Now, four months after Jesse's untimely death, Gelsinger and much of the scientific community are struggling to understand what went wrong. For while Jesse didn't count on personally benefiting from the treatment he underwent at the University of Pennsylvania--he did it mostly to help other youngsters--neither did he expect to die from it. "We gave our consent," Paul Gelsinger testified, "but in no way was it informed."
The Gelsinger case has called much needed attention to the dark side of gene therapy, which--no less than other experimental treatments--has the power to harm as well as help. Ironically, the recriminations over Jesse's death are occurring just as gene therapy appears to be fitfully inching toward the sort of success that has eluded it for so long. In December, only a month before Jesse's death prompted the U.S. Food and Drug Administration to shut down all gene-therapy research at the University of Pennsylvania, reports were circulating in scientific circles that a team from the Necker Hospital for Sick Children in Paris had achieved heartening results in a gene-therapy trial designed to cure severe combined immunodeficiency (SCID), an inherited disorder that, left untreated, is fatal.
Pending publication of their results in a scientific journal, the Necker researchers are reluctant to divulge details. However, it appears that two 18-month-old boys with SCID remain healthy nine months after undergoing gene therapy. Their newfound ability to ward off infections that plagued them as infants appears to be a direct consequence of their receiving functioning copies of a gene that is crucial to the body's ability to fight disease.
This development comes amid other signs suggesting that gene therapy may be on the verge of delivering on at least some of its unfulfilled promise. The replacement of faulty genes, for example, appears to have reduced the need for transfusion in patients with hemophilia. Drugs designed using the principles of gene therapy also seem to be shaping up as promising weapons against certain forms of cancer. But in all these cases the number of patients who have experienced improvements is too small to establish whether the same procedures will prove broadly beneficial or whether adverse effects will overshadow possible benefits.

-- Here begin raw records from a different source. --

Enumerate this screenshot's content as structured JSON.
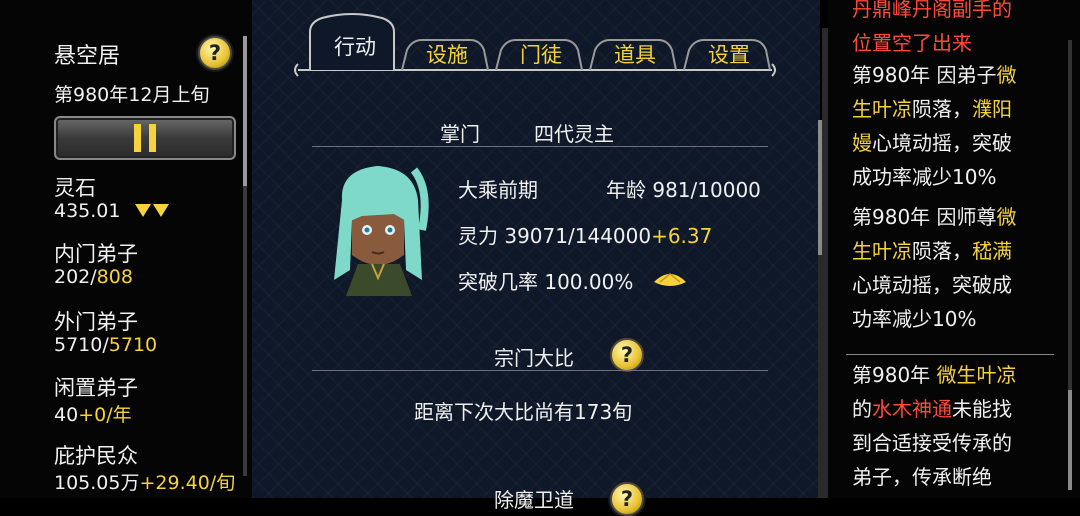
{
  "sidebar": {
    "location": "悬空居",
    "date": "第980年12月上旬",
    "stats": [
      {
        "label": "灵石",
        "value": "435.01",
        "suffix": ""
      },
      {
        "label": "内门弟子",
        "value": "202/",
        "suffix": "808"
      },
      {
        "label": "外门弟子",
        "value": "5710/",
        "suffix": "5710"
      },
      {
        "label": "闲置弟子",
        "value": "40",
        "suffix": "+0/年"
      },
      {
        "label": "庇护民众",
        "value": "105.05万",
        "suffix": "+29.40/旬"
      }
    ]
  },
  "tabs": [
    {
      "label": "行动"
    },
    {
      "label": "设施"
    },
    {
      "label": "门徒"
    },
    {
      "label": "道具"
    },
    {
      "label": "设置"
    }
  ],
  "sect_leader": {
    "header_label": "掌门",
    "header_value": "四代灵主",
    "realm": "大乘前期",
    "age_label": "年龄",
    "age_value": "981/10000",
    "qi_label": "灵力",
    "qi_value": "39071/144000",
    "qi_rate": "+6.37",
    "break_label": "突破几率",
    "break_value": "100.00%"
  },
  "tournament": {
    "title": "宗门大比",
    "countdown": "距离下次大比尚有173旬"
  },
  "next_section": {
    "title": "除魔卫道"
  },
  "event_log": {
    "top_fragment_line1": "丹鼎峰丹阁副手的",
    "top_fragment_line2": "位置空了出来",
    "entry1": {
      "l1a": "第980年 因弟子",
      "l1b": "微",
      "l2a": "生叶凉",
      "l2b": "陨落，",
      "l2c": "濮阳",
      "l3a": "嫚",
      "l3b": "心境动摇，突破",
      "l4": "成功率减少10%"
    },
    "entry2": {
      "l1a": "第980年 因师尊",
      "l1b": "微",
      "l2a": "生叶凉",
      "l2b": "陨落，",
      "l2c": "嵇满",
      "l3": "心境动摇，突破成",
      "l4": "功率减少10%"
    },
    "entry3": {
      "l1a": "第980年 ",
      "l1b": "微生叶凉",
      "l2a": "的",
      "l2b": "水木神通",
      "l2c": "未能找",
      "l3": "到合适接受传承的",
      "l4": "弟子，传承断绝"
    }
  },
  "colors": {
    "accent": "#f6d23c",
    "alert": "#ff4a3a",
    "panel_bg": "#0f1828"
  },
  "icons": [
    "help-icon",
    "pause-icon",
    "decrease-arrows-icon",
    "yellow-lotus-icon"
  ]
}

Jesse's death, for example, may have occurred because his immune system reacted violently not to the gene the scientists infused but to the virus that carried it into the cells of his liver. While deactivated, the virus--a form of the adenovirus that causes the common cold--still retained some properties capable of triggering an immune response. Indeed, what has alarmed officials at the National Institutes of Health is how common such reactions to adenovirus appear to be--and how seldom researchers have reported them to the NIH. Out of 93 gene-therapy trials using adenovirus, it was recently revealed, there were 691 instances of adverse effects. Of those, the NIH was promptly notified of only 39--about 5% of the total.